» Raw data

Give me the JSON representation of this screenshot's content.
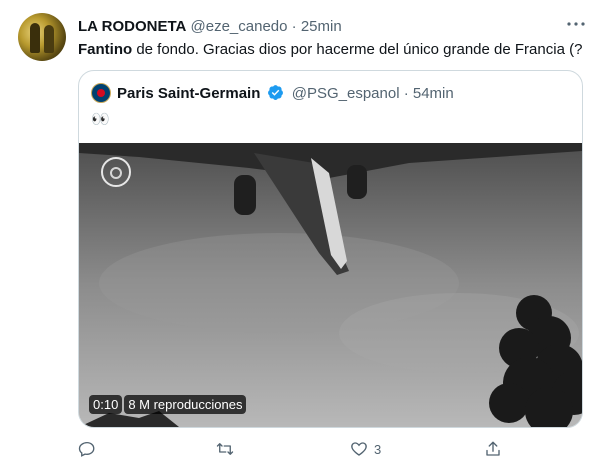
{
  "tweet": {
    "display_name": "LA RODONETA",
    "handle": "@eze_canedo",
    "separator": "·",
    "time": "25min",
    "text_bold": "Fantino",
    "text_rest": " de fondo. Gracias dios por hacerme del único grande de Francia (?"
  },
  "quoted": {
    "display_name": "Paris Saint-Germain",
    "handle": "@PSG_espanol",
    "separator": "·",
    "time": "54min",
    "text": "👀",
    "video": {
      "duration": "0:10",
      "views": "8 M reproducciones"
    }
  },
  "actions": {
    "like_count": "3"
  },
  "colors": {
    "secondary_text": "#536471",
    "verified": "#1d9bf0",
    "border": "#cfd9de"
  }
}
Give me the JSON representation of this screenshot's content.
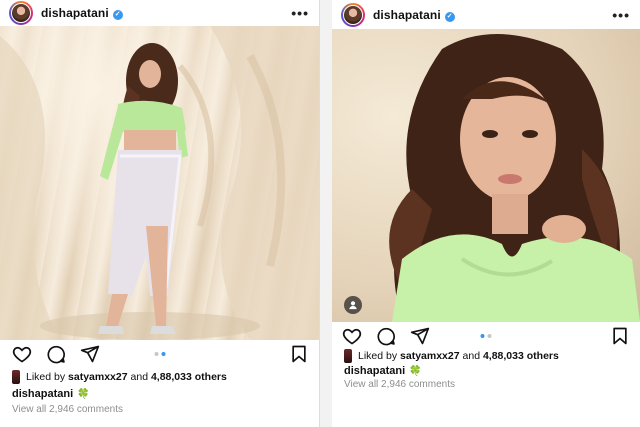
{
  "posts": [
    {
      "username": "dishapatani",
      "more_label": "•••",
      "liked_by_prefix": "Liked by ",
      "liked_by_user": "satyamxx27",
      "liked_by_and": " and ",
      "liked_by_count": "4,88,033 others",
      "caption_user": "dishapatani",
      "caption_emoji": "🍀",
      "comments_link": "View all 2,946 comments",
      "carousel": {
        "total": 2,
        "active": 1
      }
    },
    {
      "username": "dishapatani",
      "more_label": "•••",
      "liked_by_prefix": "Liked by ",
      "liked_by_user": "satyamxx27",
      "liked_by_and": " and ",
      "liked_by_count": "4,88,033 others",
      "caption_user": "dishapatani",
      "caption_emoji": "🍀",
      "comments_link": "View all 2,946 comments",
      "carousel": {
        "total": 2,
        "active": 2
      }
    }
  ],
  "icons": {
    "like": "heart-icon",
    "comment": "comment-icon",
    "share": "paper-plane-icon",
    "save": "bookmark-icon",
    "verified": "verified-badge-icon",
    "tagged": "user-tag-icon"
  },
  "colors": {
    "accent": "#3897f0",
    "muted": "#8e8e8e",
    "text": "#111111"
  }
}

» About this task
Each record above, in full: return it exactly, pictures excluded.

» Result for this exercise
Give me the JSON representation of this screenshot's content.
{
  "tweet": {
    "display_name": "LA RODONETA",
    "handle": "@eze_canedo",
    "separator": "·",
    "time": "25min",
    "text_bold": "Fantino",
    "text_rest": " de fondo. Gracias dios por hacerme del único grande de Francia (?"
  },
  "quoted": {
    "display_name": "Paris Saint-Germain",
    "handle": "@PSG_espanol",
    "separator": "·",
    "time": "54min",
    "text": "👀",
    "video": {
      "duration": "0:10",
      "views": "8 M reproducciones"
    }
  },
  "actions": {
    "like_count": "3"
  },
  "colors": {
    "secondary_text": "#536471",
    "verified": "#1d9bf0",
    "border": "#cfd9de"
  }
}
Give me the JSON representation of this screenshot's content.
{
  "posts": [
    {
      "username": "dishapatani",
      "more_label": "•••",
      "liked_by_prefix": "Liked by ",
      "liked_by_user": "satyamxx27",
      "liked_by_and": " and ",
      "liked_by_count": "4,88,033 others",
      "caption_user": "dishapatani",
      "caption_emoji": "🍀",
      "comments_link": "View all 2,946 comments",
      "carousel": {
        "total": 2,
        "active": 1
      }
    },
    {
      "username": "dishapatani",
      "more_label": "•••",
      "liked_by_prefix": "Liked by ",
      "liked_by_user": "satyamxx27",
      "liked_by_and": " and ",
      "liked_by_count": "4,88,033 others",
      "caption_user": "dishapatani",
      "caption_emoji": "🍀",
      "comments_link": "View all 2,946 comments",
      "carousel": {
        "total": 2,
        "active": 2
      }
    }
  ],
  "icons": {
    "like": "heart-icon",
    "comment": "comment-icon",
    "share": "paper-plane-icon",
    "save": "bookmark-icon",
    "verified": "verified-badge-icon",
    "tagged": "user-tag-icon"
  },
  "colors": {
    "accent": "#3897f0",
    "muted": "#8e8e8e",
    "text": "#111111"
  }
}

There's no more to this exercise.